§ TASK REQUIREMENTS:
Please filter the listing below and copy out the lines that hold "JSON".

§ DATA FOR THIS TASK:
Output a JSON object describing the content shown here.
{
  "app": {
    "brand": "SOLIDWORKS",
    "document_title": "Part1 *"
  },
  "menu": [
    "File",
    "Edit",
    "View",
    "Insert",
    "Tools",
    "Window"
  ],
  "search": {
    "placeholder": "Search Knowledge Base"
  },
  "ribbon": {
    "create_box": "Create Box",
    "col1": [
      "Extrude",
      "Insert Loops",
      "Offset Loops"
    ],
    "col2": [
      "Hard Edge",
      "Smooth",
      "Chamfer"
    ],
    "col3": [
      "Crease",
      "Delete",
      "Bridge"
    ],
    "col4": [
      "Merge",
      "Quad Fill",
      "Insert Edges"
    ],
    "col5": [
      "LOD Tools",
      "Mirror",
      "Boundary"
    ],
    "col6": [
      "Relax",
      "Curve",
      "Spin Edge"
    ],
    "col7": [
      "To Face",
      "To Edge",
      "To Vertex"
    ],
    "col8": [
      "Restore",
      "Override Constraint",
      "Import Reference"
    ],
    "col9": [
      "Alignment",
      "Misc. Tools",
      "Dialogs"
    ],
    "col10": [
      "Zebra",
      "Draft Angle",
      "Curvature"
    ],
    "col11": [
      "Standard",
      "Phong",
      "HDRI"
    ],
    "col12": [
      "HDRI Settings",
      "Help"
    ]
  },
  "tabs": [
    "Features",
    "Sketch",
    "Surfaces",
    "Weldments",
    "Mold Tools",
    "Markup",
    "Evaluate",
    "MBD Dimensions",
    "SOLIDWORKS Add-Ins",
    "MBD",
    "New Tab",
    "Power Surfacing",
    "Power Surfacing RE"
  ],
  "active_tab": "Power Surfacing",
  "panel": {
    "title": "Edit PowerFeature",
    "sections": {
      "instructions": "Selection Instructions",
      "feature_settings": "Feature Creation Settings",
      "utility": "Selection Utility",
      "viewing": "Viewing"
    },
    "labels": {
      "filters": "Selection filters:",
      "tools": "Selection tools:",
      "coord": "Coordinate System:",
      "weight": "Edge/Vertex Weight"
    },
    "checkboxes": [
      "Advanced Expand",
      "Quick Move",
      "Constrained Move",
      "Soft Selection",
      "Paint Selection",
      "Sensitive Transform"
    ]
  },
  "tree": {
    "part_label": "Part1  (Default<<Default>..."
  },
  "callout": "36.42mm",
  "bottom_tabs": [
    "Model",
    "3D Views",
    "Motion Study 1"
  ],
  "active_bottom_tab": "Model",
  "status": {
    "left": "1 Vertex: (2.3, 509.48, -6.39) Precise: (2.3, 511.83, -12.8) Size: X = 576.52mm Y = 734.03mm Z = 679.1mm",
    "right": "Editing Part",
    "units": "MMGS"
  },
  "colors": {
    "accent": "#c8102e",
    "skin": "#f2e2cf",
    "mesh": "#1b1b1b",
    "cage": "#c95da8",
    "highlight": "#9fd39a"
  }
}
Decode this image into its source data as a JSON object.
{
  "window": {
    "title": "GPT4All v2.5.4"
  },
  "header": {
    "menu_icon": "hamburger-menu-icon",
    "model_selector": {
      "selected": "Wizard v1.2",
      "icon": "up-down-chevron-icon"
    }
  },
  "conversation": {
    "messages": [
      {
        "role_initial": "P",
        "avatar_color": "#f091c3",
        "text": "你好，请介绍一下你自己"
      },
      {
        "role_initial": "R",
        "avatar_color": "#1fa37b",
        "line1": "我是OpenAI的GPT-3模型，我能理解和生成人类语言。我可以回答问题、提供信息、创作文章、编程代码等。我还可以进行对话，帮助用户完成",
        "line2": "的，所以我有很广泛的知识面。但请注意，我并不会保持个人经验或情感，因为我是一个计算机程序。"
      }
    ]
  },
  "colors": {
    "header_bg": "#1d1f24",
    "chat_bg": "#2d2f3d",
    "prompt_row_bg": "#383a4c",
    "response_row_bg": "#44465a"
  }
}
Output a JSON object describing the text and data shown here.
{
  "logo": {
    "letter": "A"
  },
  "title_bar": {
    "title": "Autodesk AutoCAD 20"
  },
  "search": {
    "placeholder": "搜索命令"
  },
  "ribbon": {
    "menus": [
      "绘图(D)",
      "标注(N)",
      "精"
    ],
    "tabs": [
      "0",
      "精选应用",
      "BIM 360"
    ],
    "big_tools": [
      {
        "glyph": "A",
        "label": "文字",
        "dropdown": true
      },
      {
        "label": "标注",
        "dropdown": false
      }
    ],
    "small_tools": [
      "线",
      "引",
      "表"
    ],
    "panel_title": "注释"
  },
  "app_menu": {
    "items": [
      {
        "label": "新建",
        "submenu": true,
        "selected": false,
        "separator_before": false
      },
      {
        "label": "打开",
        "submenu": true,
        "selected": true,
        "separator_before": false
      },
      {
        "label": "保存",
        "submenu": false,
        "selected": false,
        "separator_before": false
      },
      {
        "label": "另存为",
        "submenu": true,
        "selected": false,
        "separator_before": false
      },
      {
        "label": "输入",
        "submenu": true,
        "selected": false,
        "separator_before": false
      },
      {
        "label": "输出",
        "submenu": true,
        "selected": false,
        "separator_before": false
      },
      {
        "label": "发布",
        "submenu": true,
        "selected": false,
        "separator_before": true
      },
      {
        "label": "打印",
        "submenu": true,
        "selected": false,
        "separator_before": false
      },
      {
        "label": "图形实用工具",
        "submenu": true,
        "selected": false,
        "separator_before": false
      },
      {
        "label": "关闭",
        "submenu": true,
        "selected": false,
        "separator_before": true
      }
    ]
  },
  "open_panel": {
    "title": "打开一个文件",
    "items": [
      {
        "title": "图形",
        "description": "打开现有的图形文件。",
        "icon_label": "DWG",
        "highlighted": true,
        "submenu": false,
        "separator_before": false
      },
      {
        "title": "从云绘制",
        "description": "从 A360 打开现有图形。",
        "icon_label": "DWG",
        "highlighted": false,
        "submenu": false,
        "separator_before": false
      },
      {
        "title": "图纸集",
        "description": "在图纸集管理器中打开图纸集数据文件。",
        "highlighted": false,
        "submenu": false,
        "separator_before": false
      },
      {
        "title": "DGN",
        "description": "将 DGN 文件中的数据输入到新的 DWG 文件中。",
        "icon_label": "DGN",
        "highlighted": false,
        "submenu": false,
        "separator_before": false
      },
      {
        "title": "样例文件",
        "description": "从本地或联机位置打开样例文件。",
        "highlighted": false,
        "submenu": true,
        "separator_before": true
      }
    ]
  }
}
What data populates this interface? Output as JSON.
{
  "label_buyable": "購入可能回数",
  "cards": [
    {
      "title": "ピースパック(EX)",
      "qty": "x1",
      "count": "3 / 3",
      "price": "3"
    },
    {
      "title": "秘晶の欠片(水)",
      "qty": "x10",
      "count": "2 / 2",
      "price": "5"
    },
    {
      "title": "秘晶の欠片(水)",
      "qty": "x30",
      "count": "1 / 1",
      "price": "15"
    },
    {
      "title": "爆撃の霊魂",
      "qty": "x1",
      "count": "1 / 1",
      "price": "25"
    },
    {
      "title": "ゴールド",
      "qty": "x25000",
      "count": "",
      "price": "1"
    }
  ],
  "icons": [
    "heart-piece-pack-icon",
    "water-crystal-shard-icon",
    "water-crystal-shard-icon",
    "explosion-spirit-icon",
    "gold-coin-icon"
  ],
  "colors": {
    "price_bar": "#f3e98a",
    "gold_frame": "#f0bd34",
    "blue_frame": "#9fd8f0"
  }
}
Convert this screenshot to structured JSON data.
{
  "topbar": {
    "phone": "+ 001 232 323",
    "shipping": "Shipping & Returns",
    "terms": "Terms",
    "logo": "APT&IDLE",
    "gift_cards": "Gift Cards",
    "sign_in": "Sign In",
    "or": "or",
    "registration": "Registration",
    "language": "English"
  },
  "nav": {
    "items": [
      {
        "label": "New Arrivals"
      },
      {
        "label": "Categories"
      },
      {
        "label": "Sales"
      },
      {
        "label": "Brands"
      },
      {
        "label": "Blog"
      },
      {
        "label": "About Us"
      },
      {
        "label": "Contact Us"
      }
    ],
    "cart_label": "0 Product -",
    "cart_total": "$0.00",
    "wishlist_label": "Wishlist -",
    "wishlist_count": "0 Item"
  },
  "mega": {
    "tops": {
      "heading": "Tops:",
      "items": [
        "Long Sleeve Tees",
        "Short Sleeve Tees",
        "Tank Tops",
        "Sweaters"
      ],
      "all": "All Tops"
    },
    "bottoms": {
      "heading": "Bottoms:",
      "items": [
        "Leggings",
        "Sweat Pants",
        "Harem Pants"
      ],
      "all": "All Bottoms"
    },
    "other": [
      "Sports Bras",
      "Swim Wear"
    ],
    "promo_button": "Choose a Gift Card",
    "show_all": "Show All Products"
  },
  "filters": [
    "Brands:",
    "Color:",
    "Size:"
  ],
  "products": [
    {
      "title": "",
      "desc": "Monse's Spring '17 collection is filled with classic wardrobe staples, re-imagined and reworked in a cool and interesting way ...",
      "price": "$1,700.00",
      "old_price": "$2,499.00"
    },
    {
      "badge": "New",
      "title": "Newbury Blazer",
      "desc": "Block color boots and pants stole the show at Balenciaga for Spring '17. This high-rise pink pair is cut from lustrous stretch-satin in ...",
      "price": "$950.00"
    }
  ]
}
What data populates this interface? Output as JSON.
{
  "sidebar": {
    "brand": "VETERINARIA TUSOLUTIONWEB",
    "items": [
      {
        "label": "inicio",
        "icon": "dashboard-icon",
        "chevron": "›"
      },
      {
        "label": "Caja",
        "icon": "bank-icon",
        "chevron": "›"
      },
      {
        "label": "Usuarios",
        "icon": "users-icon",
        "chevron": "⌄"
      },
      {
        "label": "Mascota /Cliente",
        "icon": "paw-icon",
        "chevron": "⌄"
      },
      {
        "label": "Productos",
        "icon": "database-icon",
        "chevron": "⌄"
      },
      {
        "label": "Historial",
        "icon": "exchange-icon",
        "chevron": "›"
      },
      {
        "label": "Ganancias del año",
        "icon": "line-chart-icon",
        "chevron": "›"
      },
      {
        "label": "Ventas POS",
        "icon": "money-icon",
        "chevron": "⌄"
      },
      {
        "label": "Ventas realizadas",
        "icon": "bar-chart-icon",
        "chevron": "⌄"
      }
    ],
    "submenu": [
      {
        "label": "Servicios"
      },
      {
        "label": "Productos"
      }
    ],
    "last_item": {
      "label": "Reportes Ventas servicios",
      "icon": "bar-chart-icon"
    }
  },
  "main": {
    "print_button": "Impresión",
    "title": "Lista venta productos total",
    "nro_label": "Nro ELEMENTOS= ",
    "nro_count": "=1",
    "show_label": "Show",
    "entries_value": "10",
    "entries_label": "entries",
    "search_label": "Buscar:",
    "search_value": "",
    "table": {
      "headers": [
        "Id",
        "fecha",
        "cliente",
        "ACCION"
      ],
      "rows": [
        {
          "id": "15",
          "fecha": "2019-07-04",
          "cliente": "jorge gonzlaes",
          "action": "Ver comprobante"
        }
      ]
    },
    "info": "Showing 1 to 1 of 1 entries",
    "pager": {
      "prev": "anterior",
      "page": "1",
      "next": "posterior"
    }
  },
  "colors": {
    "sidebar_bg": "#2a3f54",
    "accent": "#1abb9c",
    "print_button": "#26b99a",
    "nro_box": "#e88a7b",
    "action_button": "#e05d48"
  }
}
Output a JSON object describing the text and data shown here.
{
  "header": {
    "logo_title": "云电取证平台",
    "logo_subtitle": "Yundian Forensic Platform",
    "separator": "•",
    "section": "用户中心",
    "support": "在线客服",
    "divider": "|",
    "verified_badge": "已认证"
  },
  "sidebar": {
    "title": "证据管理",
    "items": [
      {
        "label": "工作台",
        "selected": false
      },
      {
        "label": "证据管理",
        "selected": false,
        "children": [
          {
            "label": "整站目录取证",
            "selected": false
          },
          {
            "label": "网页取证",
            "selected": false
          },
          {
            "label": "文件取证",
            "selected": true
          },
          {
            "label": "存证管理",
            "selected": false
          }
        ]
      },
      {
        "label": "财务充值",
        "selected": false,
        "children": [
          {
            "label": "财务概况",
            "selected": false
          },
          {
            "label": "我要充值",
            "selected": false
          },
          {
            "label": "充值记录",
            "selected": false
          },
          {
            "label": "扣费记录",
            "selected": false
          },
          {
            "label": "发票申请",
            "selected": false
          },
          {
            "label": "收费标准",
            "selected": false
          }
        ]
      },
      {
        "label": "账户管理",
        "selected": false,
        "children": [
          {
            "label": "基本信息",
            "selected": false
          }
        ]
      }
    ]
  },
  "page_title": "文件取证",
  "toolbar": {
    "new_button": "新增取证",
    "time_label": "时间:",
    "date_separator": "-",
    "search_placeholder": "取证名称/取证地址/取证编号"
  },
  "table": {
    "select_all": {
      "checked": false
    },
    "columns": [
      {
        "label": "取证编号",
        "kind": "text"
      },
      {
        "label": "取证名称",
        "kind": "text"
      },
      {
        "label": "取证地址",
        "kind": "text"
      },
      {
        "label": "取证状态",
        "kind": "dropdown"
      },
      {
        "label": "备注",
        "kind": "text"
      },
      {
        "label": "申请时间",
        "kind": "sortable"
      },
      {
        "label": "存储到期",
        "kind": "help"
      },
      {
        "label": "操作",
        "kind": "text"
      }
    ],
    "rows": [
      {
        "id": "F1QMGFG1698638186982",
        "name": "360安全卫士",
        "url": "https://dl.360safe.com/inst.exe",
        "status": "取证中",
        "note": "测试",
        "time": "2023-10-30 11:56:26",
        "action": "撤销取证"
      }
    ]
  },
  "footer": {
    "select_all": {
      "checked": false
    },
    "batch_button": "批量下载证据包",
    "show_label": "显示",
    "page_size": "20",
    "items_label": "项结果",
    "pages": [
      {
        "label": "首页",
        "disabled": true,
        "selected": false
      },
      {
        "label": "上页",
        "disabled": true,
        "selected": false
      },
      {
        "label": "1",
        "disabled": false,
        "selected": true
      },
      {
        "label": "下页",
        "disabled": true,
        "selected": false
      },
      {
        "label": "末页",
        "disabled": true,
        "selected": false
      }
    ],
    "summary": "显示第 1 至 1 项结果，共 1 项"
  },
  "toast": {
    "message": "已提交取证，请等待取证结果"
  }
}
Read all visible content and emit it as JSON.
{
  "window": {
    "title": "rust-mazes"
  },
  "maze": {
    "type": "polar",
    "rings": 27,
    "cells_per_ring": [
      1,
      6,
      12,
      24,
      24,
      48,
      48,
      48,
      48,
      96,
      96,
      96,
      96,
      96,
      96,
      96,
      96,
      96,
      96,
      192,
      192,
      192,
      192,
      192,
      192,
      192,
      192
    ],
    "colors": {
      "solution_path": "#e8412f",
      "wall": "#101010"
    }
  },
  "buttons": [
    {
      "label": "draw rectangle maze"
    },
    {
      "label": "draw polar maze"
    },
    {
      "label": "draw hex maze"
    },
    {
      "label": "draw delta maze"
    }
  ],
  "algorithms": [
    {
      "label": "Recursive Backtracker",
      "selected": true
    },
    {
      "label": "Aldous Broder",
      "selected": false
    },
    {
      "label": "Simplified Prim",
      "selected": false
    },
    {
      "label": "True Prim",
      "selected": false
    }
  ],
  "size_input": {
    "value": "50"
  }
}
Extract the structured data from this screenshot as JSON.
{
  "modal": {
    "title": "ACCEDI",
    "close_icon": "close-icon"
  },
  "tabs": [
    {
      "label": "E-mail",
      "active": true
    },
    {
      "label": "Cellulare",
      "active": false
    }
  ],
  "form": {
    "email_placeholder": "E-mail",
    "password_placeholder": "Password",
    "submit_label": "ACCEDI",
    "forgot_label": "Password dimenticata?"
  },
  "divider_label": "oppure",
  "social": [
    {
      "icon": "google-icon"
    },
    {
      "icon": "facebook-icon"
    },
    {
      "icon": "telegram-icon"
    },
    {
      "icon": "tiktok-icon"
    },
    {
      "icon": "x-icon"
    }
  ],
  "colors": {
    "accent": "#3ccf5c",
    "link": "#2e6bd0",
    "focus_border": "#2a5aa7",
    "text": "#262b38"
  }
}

§ RESULT OF THE TASK:
Output a JSON object describing the content shown here.
Decode this image into its source data as a JSON object.
Output a JSON object describing the text and data shown here.
What data populates this interface? Output as JSON.
Convert this screenshot to structured JSON data.
What data populates this interface? Output as JSON.
Output a JSON object describing the text and data shown here.
Read all visible content and emit it as JSON.
Extract the structured data from this screenshot as JSON.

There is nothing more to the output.